The authenticity of these characters like Lotterman is what lend a real edge to the film. Reading the novel, one sees all sides of San Juan from one man. The novel offers what the reader needs in a poetic and fleeting way and the film follows suit. While most of the characters slide right in with what one would read in text, Moberg, a highly functioning drunk for his intake, takes the most getting used to. Luckily enough for the viewer, Giovanni Ribisi pulled it together toward the end to help create a trifecta of defeat for our characters. The point in which most stories end and others begin. Clear enough is the idea that Moberg is excessive and volatile, though through most of the film the viewer feels distanced from such a potentially amusing character. Thompson’s steps to create this character as friendly and deplorable all at once must have resonated with Director Bruce Robinson and Giovanni Ribisi, which makes for a convincing Moberg.

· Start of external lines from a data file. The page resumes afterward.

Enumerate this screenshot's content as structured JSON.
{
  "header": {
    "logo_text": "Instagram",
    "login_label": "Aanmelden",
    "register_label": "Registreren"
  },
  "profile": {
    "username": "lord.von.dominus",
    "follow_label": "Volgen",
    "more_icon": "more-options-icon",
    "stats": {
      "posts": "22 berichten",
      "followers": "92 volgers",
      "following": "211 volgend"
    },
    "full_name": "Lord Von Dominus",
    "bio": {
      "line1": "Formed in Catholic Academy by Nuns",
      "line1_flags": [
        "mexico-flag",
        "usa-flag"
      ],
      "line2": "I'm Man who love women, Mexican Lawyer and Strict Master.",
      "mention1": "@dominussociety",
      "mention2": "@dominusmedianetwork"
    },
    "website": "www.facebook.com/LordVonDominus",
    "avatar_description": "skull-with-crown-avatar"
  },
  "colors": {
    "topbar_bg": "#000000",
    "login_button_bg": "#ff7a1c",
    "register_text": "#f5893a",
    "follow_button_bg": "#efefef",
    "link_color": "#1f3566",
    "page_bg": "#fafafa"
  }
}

Depp’s responsibilities to the film seem almost innate by now and redundant to even mention, but respectfully, the man does an excellent job of relating Kemp as Thompson in a time of getting one’s feet wet, learning that the high road isn’t as clean and sober as it sounds and that that’s OK, as long as we all end up in the same place. And reminding his readers, friends and, family, that we will all end up in the same place, was just one of Thompson’s efforts.

Anyone who avoids the comparison of this film against any previous films involving Thompson, just because the novel was published as Fiction, would be missing a huge chunk of the legacy that the man provided to his image. The film moves slowly at times, as the novel does. It is worth the perseverance. Like Kerouac, Thompson is everywhere in his writing and Bruce Robinson safely captures that while displaying a truly stylish and timeless snapshot of American fiction. The American dream. One man’s story and all that jazz.

Grade: A-

(Because nothing man made is ever perfect.)

Top Five Reasons to See The Rum Dairy:

1)   Because if you’ve read it, you can make cool comparisons to the book at dinner after the movie like you used to do in class in college.

2)   If you’re a writer, it will remind you that it has been too long since you’ve written.

3)   They don’t let you leave without memorial to Thompson.

4)   Giovanni Ribisi as Moberg.

5)   Cockfighting.